[Data for processing]:
┌──

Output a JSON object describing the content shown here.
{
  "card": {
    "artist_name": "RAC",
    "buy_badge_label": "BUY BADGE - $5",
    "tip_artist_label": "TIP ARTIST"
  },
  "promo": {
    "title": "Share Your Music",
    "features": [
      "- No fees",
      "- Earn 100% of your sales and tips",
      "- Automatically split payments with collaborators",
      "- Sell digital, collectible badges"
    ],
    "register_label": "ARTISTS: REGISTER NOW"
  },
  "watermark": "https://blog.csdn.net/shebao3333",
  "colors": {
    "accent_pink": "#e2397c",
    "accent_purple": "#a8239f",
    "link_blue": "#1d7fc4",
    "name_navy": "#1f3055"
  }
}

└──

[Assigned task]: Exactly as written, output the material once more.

[Result of this exercise]:
Output a JSON object describing the content shown here.
{
  "card": {
    "artist_name": "RAC",
    "buy_badge_label": "BUY BADGE - $5",
    "tip_artist_label": "TIP ARTIST"
  },
  "promo": {
    "title": "Share Your Music",
    "features": [
      "- No fees",
      "- Earn 100% of your sales and tips",
      "- Automatically split payments with collaborators",
      "- Sell digital, collectible badges"
    ],
    "register_label": "ARTISTS: REGISTER NOW"
  },
  "watermark": "https://blog.csdn.net/shebao3333",
  "colors": {
    "accent_pink": "#e2397c",
    "accent_purple": "#a8239f",
    "link_blue": "#1d7fc4",
    "name_navy": "#1f3055"
  }
}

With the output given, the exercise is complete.